PROBLEM DESCRIPTION:
Give every line from the entries that contains "wall".

Excerpts from an interface dataset

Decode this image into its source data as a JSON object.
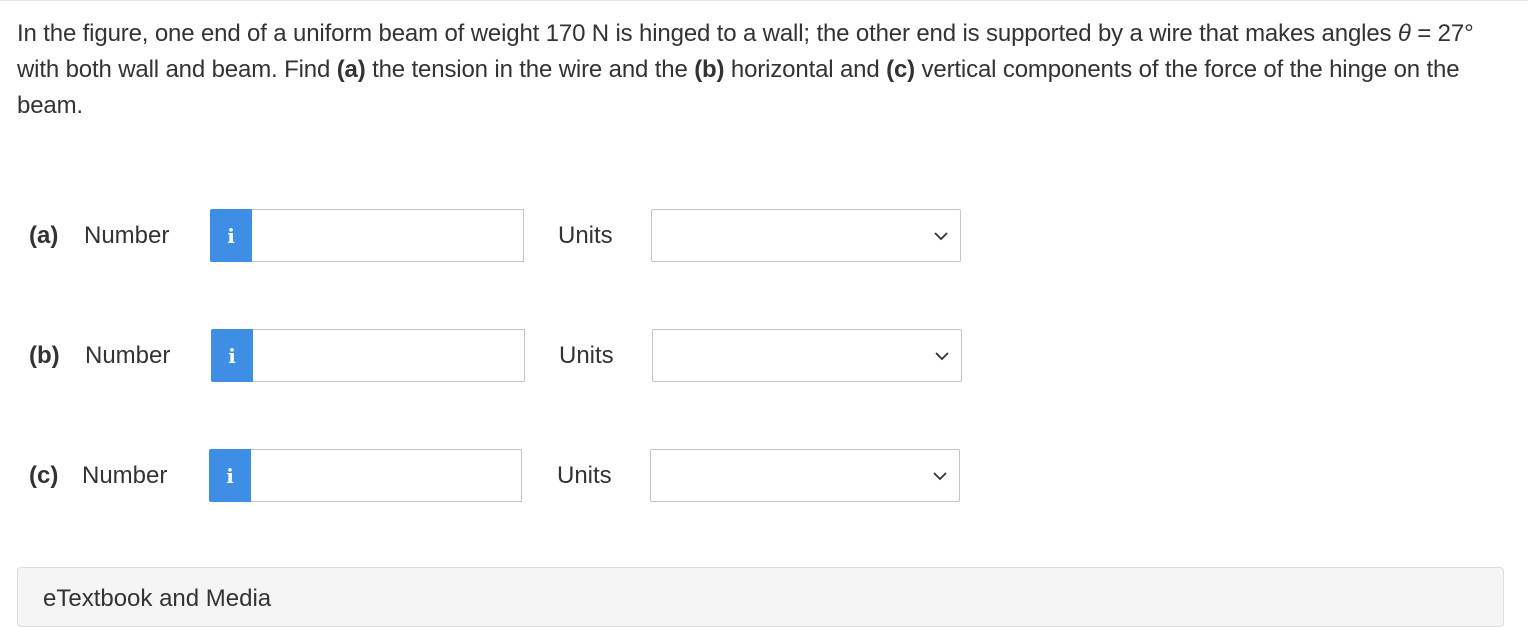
{
  "question": {
    "seg1": "In the figure, one end of a uniform beam of weight 170 N is hinged to a wall; the other end is supported by a wire that makes angles ",
    "theta": "θ",
    "seg2": " = 27° with both wall and beam. Find ",
    "part_a_tag": "(a)",
    "seg3": " the tension in the wire and the ",
    "part_b_tag": "(b)",
    "seg4": " horizontal and ",
    "part_c_tag": "(c)",
    "seg5": " vertical components of the force of the hinge on the beam."
  },
  "answers": [
    {
      "part": "(a)",
      "number_label": "Number",
      "info_icon": "i",
      "value": "",
      "units_label": "Units",
      "units_value": ""
    },
    {
      "part": "(b)",
      "number_label": "Number",
      "info_icon": "i",
      "value": "",
      "units_label": "Units",
      "units_value": ""
    },
    {
      "part": "(c)",
      "number_label": "Number",
      "info_icon": "i",
      "value": "",
      "units_label": "Units",
      "units_value": ""
    }
  ],
  "colors": {
    "info_button": "#3d8ee4",
    "text": "#333333",
    "border": "#c4c4c4"
  },
  "media_panel": {
    "title": "eTextbook and Media"
  }
}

RESPONSE TO THE TASK:
    "seg1": "In the figure, one end of a uniform beam of weight 170 N is hinged to a wall; the other end is supported by a wire that makes angles ",
    "seg2": " = 27° with both wall and beam. Find ",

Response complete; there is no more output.